They are also pressing ahead to ensure the new Work Programme goes live in 2011, which will offer personalised support to people on a range of benefits, including Jobseeker’s Allowance and Employment and Support Allowance.
Notes to Editors:
Background to labour market statistics: July 2010
This month’s Labour Force Survey covers March 2010 to May 2010. The claimant count and Jobcentre Plus vacancy count dates were 10th and 4th June respectively.
The number of people in work rose this quarter
- 28.98 million people were in work in March to May.
- the employment level in March-May was 160 thousand higher than in the previous three months, after falling by 90 thousand the previous quarter. Employment is 5 thousand lower than in the same quarter last year.
- the employment rate is 72.3%, up 0.3 on the quarter but down 0.6 percentage points on the year.
The number of people on JSA fell this month but there are around 5 million people claiming one of the main out-of-work benefits:
- claimant unemployment was 1,460.1 thousand in June 2010, down 20.8 thousand on the level in May, and down 100.1 thousand on the year.
- the claimant unemployment rate, at 4.5%, is down 0.1 percentage points on the month and down 0.3 percentage points on the year.
- in the year to November 2009, the number of people claiming incapacity benefits rose by 12,870 to 2.62 million. More recent provisional estimates for May 2010 suggest the position has since remained broadly stable.
- in the year to November 2009, the number receiving lone parent benefits fell 33,260 to 695.7 thousand. Provisional figures for May 2010 suggest the number of claimants has fallen further in recent months, to 675,000.
ILO unemployment has fallen this quarter
- 2.47 million people were ILO unemployed in the March to May quarter, down by 34 thousand on the December to February period but up 92 thousand on the same quarter last year.
- the ILO unemployment rate is 7.8%, down 0.1 percentage points on the quarter but up 0.3 percentage points on the year.
The level of economic inactivity is down on the quarter but up on the year
- the economic inactivity level is 8.10 million, down 62 thousand on the quarter but up 180 thousand on the year.
- the economic inactivity rate is 21.3%, down 0.2 percentage points on the quarter but up 0.4 percentage points on the year.

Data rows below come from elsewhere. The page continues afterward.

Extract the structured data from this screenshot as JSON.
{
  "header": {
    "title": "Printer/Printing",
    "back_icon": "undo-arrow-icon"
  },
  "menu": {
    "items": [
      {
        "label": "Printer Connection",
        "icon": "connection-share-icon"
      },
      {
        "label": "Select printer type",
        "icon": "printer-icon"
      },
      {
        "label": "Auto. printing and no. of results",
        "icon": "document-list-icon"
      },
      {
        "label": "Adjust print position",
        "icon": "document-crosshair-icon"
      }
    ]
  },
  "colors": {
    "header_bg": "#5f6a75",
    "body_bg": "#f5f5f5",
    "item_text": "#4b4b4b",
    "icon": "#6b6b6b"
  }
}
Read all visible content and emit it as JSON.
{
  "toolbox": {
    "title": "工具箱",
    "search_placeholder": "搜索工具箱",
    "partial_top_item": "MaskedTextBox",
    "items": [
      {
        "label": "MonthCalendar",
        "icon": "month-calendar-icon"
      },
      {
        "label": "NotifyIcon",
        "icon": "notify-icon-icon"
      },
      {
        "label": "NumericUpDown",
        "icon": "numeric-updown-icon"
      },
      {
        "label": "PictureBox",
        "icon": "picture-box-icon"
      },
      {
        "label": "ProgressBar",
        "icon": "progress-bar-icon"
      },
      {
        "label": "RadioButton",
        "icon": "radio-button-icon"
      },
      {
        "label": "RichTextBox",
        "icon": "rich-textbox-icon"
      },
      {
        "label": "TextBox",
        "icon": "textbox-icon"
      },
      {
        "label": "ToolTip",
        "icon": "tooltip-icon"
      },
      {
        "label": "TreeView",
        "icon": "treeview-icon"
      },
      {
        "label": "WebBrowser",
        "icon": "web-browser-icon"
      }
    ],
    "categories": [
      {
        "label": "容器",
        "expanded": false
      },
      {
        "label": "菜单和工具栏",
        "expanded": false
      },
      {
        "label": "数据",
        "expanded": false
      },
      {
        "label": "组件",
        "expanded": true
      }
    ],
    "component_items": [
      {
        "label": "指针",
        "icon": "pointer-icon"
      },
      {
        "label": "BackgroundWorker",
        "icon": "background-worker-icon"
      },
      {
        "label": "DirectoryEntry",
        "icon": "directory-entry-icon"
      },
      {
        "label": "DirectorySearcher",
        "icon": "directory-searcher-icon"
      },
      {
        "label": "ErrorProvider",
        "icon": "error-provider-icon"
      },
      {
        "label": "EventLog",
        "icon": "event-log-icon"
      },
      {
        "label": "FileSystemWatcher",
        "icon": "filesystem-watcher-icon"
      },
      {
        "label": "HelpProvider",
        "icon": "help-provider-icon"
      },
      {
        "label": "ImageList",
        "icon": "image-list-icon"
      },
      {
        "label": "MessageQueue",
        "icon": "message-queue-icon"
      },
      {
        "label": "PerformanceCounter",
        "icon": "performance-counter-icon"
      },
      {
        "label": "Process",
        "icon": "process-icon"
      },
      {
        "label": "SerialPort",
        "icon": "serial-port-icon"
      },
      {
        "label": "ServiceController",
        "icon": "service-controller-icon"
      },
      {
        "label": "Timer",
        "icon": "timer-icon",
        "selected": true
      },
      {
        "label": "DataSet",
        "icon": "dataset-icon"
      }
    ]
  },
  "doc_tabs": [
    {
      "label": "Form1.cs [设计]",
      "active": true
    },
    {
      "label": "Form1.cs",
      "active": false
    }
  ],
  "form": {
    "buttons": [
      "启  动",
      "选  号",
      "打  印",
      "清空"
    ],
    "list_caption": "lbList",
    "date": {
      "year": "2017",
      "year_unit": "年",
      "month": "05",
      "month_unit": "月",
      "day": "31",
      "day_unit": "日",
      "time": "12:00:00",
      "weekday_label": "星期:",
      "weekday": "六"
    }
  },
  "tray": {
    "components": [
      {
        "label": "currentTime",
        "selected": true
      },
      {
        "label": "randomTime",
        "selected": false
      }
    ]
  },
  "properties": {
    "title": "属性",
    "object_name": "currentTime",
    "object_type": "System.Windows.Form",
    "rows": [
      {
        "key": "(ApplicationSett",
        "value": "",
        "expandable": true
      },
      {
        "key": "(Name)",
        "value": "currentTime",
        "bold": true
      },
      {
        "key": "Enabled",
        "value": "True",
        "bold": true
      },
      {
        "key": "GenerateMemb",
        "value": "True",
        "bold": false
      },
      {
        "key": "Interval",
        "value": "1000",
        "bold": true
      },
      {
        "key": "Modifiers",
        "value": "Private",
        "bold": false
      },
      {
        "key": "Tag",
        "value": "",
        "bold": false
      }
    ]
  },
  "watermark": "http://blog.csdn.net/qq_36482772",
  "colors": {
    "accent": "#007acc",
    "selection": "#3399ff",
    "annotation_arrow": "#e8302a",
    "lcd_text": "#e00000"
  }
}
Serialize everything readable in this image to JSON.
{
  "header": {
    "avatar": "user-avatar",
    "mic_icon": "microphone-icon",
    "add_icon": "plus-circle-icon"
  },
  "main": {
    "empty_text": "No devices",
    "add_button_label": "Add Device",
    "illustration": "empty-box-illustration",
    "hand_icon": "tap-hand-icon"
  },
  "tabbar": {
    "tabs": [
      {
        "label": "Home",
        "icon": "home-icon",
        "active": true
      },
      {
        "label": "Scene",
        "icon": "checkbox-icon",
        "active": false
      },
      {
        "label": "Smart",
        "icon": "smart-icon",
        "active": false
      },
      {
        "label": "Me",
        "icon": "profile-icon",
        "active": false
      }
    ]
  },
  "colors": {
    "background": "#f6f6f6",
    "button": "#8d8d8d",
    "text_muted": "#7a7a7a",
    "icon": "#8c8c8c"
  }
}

- The rise in inactivity over the last year is partly the result of more inactive students. Excluding students, inactivity as a proportion of the working age population is 15.4%, up 0.1 percentage points over the last year.
The number of vacancies rose this quarter and the number of redundancies is broadly flat
- There were 160 thousand redundancies in March to May, down 2 thousand on the previous quarter and down 144 thousand on the previous year.
- ONS’s vacancy survey estimates an average of 486 thousand unfilled vacancies in the three months to June 2010, up 10 thousand on the quarter and up 52 thousand on the year.
Total weekly pay in March-May rose by 2.7% over the year
- growth in regular weekly pay, excluding bonuses, was up 1.8% on the year.